◆ EXTRACTED RECORDS
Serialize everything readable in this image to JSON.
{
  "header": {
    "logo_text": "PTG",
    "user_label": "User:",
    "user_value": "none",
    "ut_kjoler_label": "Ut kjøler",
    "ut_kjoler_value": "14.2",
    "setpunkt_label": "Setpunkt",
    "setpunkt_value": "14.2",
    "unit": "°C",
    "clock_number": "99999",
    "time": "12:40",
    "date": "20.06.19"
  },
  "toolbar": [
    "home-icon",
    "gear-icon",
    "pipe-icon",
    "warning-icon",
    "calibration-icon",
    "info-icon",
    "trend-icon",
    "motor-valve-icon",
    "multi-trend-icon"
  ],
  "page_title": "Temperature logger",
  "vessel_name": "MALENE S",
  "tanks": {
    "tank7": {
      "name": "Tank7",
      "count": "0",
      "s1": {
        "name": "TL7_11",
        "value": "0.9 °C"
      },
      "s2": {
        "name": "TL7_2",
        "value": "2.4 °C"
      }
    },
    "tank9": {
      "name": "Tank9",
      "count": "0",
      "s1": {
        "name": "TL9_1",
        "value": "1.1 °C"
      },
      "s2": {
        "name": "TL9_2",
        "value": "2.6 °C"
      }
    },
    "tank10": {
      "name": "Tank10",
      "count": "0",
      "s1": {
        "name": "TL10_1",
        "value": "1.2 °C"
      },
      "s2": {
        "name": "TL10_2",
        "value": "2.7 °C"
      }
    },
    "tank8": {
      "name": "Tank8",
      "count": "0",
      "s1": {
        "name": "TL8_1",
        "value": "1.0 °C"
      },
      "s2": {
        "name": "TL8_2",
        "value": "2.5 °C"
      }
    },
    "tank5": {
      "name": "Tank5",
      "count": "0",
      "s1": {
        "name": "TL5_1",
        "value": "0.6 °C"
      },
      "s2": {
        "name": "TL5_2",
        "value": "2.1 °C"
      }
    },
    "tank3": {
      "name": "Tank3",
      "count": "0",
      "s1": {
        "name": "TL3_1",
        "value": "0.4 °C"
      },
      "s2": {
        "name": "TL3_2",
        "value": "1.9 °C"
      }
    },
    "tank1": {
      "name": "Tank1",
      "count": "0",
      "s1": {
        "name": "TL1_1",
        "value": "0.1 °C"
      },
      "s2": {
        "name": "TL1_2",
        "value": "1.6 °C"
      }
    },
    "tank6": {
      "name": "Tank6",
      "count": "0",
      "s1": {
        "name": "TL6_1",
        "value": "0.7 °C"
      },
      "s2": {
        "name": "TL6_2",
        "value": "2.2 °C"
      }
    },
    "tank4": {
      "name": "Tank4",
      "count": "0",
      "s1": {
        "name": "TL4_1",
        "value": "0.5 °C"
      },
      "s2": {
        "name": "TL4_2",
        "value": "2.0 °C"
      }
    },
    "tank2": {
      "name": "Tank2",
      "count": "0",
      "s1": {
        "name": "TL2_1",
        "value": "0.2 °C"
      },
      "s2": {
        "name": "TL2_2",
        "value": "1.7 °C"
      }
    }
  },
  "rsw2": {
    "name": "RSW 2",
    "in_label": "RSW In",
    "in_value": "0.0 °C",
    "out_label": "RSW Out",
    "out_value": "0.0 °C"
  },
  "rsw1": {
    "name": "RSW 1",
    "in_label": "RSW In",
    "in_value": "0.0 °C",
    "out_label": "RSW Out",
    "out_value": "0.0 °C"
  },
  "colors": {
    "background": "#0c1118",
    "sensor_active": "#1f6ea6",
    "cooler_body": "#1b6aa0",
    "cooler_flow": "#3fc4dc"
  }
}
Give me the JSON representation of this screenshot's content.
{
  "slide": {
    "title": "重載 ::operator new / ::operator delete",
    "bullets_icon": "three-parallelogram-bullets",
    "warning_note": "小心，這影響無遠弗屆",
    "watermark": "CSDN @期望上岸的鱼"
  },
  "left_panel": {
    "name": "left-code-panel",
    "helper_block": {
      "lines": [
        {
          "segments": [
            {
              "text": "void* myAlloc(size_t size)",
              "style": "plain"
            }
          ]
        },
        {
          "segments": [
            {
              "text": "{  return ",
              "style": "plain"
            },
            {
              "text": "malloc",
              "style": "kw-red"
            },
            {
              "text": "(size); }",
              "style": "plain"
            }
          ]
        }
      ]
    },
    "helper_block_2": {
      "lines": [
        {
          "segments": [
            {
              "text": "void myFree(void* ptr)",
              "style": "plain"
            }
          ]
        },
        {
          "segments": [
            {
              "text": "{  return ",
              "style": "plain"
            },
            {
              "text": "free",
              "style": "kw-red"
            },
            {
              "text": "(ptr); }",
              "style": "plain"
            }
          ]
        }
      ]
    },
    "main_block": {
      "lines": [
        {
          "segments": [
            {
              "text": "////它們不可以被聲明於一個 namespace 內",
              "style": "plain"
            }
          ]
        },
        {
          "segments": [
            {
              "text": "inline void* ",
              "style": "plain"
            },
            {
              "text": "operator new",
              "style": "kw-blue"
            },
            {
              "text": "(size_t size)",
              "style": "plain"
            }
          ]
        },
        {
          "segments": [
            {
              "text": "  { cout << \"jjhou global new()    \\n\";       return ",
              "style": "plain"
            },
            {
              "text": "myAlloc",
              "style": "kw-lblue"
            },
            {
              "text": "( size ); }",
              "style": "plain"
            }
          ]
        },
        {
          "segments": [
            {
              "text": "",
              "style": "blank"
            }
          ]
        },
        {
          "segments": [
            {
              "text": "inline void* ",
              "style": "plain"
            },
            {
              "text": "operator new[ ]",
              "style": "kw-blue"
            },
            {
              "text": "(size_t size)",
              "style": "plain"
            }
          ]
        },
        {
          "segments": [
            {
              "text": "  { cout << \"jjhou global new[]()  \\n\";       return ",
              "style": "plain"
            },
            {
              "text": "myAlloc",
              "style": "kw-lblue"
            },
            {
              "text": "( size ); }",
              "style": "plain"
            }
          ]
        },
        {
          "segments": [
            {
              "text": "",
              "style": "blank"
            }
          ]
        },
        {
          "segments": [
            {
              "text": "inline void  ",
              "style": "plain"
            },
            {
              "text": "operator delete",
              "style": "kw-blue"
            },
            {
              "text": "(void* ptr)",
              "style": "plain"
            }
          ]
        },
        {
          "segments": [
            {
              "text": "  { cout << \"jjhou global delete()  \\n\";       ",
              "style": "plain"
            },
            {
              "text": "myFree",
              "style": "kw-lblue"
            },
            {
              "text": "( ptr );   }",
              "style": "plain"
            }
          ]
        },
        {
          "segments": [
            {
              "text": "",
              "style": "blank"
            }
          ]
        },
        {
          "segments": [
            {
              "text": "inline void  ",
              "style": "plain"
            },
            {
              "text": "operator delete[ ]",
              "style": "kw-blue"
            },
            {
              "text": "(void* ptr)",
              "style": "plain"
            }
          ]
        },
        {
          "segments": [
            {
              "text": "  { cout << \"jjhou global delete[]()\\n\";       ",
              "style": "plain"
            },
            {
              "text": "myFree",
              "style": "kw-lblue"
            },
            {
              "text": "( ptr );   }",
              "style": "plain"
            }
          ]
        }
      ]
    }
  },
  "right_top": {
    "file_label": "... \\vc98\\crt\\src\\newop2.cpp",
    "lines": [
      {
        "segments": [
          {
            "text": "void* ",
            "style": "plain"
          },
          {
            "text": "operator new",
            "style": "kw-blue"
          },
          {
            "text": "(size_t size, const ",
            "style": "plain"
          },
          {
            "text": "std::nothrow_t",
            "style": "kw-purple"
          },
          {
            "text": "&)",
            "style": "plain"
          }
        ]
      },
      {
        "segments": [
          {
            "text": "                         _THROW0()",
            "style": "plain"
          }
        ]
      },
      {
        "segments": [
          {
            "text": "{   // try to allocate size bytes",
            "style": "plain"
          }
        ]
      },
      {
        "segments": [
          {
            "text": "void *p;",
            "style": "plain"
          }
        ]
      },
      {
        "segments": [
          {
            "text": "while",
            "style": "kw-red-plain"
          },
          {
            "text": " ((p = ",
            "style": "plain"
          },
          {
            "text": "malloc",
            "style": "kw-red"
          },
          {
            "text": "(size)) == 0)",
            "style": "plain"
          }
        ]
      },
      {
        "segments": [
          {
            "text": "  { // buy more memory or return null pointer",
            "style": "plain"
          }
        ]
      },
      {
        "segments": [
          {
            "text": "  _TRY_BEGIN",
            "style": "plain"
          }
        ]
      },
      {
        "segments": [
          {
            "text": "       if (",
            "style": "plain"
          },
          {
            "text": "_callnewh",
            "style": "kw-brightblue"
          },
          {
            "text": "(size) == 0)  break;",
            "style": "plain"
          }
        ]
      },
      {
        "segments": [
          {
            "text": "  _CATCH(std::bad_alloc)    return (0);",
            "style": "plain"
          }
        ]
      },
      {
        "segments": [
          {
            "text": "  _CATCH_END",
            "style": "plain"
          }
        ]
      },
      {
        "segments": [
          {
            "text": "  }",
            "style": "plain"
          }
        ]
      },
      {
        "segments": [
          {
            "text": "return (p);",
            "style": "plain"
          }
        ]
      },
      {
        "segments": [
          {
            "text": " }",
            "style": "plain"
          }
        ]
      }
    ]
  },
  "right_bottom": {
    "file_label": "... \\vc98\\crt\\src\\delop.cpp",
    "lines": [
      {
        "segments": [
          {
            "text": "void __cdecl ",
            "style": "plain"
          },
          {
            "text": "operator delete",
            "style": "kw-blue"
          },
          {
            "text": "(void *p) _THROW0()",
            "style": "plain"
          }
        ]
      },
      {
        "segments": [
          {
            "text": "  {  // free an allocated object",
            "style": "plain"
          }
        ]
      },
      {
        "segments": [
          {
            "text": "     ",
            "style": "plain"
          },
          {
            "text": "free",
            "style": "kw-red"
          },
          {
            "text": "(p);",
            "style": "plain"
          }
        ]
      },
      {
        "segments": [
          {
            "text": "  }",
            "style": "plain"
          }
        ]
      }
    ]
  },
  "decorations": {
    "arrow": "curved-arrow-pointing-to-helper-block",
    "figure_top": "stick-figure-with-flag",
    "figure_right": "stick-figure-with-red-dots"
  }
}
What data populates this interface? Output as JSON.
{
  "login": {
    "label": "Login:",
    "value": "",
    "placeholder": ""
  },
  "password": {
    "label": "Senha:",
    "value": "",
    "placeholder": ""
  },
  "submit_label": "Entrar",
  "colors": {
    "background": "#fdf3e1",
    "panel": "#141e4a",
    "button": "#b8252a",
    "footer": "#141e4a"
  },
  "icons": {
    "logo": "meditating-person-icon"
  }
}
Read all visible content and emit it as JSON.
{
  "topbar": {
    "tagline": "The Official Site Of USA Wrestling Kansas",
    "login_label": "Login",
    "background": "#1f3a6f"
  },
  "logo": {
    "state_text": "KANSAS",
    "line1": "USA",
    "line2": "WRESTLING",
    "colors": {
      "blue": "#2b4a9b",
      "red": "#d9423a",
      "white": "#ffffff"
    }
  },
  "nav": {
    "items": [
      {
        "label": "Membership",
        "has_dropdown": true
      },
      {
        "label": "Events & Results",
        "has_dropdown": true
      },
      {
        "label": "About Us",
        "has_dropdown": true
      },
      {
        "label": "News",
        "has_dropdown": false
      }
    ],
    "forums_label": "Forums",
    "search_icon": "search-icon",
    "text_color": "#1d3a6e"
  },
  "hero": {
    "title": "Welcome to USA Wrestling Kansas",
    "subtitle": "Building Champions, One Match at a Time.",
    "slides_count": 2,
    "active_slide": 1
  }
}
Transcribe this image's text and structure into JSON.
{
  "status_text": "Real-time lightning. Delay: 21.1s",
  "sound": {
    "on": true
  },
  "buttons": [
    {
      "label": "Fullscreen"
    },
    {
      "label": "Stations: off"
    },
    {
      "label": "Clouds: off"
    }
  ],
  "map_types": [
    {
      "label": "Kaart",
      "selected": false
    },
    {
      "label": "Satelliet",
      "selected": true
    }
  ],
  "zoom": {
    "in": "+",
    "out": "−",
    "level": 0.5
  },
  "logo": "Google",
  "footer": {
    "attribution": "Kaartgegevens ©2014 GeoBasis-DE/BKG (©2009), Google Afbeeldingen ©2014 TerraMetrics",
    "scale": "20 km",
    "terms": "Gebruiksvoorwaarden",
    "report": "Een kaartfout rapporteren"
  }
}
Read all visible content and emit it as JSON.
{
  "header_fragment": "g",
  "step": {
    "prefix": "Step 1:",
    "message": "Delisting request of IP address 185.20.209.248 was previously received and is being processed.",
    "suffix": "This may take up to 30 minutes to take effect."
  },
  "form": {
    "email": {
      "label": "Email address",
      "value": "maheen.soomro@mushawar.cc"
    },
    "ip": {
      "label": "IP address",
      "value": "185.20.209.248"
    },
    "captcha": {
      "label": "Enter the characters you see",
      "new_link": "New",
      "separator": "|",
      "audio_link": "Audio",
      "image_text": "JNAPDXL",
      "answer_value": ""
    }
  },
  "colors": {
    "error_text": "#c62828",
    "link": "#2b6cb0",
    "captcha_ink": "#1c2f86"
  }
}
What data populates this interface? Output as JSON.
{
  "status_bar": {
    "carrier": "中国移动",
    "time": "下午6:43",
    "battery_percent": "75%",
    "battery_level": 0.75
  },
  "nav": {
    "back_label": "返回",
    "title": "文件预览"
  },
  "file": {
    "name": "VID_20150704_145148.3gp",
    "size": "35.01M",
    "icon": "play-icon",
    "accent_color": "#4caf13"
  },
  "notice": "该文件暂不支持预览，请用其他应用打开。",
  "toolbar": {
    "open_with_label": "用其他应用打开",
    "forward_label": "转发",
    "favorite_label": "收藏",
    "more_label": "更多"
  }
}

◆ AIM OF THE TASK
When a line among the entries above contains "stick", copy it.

◆ TASK RESULT
    "figure_top": "stick-figure-with-flag",
    "figure_right": "stick-figure-with-red-dots"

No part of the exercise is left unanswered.